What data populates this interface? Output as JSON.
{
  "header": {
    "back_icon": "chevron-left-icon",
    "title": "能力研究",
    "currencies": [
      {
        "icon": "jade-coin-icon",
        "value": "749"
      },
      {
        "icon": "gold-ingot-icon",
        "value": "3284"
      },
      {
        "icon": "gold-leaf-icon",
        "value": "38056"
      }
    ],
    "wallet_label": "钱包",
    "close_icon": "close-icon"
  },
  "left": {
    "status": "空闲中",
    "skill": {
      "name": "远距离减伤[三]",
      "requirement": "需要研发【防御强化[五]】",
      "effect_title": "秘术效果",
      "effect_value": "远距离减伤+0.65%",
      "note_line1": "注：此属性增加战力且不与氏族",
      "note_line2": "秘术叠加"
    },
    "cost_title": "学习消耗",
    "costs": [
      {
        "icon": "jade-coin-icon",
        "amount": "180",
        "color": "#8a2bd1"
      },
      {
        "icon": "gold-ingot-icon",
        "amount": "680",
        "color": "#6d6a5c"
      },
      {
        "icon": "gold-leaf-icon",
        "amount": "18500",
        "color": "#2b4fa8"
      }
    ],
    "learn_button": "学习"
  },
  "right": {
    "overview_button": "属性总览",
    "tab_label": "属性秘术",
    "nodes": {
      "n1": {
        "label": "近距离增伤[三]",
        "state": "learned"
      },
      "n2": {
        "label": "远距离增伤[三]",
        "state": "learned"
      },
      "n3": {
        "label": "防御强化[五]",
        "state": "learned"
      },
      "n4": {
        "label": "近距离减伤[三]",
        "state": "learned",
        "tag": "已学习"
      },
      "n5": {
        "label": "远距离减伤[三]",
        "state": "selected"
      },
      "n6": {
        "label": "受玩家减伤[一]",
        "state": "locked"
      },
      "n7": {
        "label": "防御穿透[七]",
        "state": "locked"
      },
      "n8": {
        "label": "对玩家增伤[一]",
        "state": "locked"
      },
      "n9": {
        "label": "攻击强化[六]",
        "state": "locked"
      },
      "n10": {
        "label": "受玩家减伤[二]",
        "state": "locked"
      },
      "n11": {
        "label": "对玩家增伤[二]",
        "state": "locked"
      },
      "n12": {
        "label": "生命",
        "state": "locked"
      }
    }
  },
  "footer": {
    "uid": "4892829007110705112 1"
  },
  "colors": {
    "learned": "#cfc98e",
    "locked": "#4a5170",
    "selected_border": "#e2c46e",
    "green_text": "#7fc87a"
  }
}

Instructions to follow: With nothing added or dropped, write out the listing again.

Answer space:
What data populates this interface? Output as JSON.
{
  "header": {
    "back_icon": "chevron-left-icon",
    "title": "能力研究",
    "currencies": [
      {
        "icon": "jade-coin-icon",
        "value": "749"
      },
      {
        "icon": "gold-ingot-icon",
        "value": "3284"
      },
      {
        "icon": "gold-leaf-icon",
        "value": "38056"
      }
    ],
    "wallet_label": "钱包",
    "close_icon": "close-icon"
  },
  "left": {
    "status": "空闲中",
    "skill": {
      "name": "远距离减伤[三]",
      "requirement": "需要研发【防御强化[五]】",
      "effect_title": "秘术效果",
      "effect_value": "远距离减伤+0.65%",
      "note_line1": "注：此属性增加战力且不与氏族",
      "note_line2": "秘术叠加"
    },
    "cost_title": "学习消耗",
    "costs": [
      {
        "icon": "jade-coin-icon",
        "amount": "180",
        "color": "#8a2bd1"
      },
      {
        "icon": "gold-ingot-icon",
        "amount": "680",
        "color": "#6d6a5c"
      },
      {
        "icon": "gold-leaf-icon",
        "amount": "18500",
        "color": "#2b4fa8"
      }
    ],
    "learn_button": "学习"
  },
  "right": {
    "overview_button": "属性总览",
    "tab_label": "属性秘术",
    "nodes": {
      "n1": {
        "label": "近距离增伤[三]",
        "state": "learned"
      },
      "n2": {
        "label": "远距离增伤[三]",
        "state": "learned"
      },
      "n3": {
        "label": "防御强化[五]",
        "state": "learned"
      },
      "n4": {
        "label": "近距离减伤[三]",
        "state": "learned",
        "tag": "已学习"
      },
      "n5": {
        "label": "远距离减伤[三]",
        "state": "selected"
      },
      "n6": {
        "label": "受玩家减伤[一]",
        "state": "locked"
      },
      "n7": {
        "label": "防御穿透[七]",
        "state": "locked"
      },
      "n8": {
        "label": "对玩家增伤[一]",
        "state": "locked"
      },
      "n9": {
        "label": "攻击强化[六]",
        "state": "locked"
      },
      "n10": {
        "label": "受玩家减伤[二]",
        "state": "locked"
      },
      "n11": {
        "label": "对玩家增伤[二]",
        "state": "locked"
      },
      "n12": {
        "label": "生命",
        "state": "locked"
      }
    }
  },
  "footer": {
    "uid": "4892829007110705112 1"
  },
  "colors": {
    "learned": "#cfc98e",
    "locked": "#4a5170",
    "selected_border": "#e2c46e",
    "green_text": "#7fc87a"
  }
}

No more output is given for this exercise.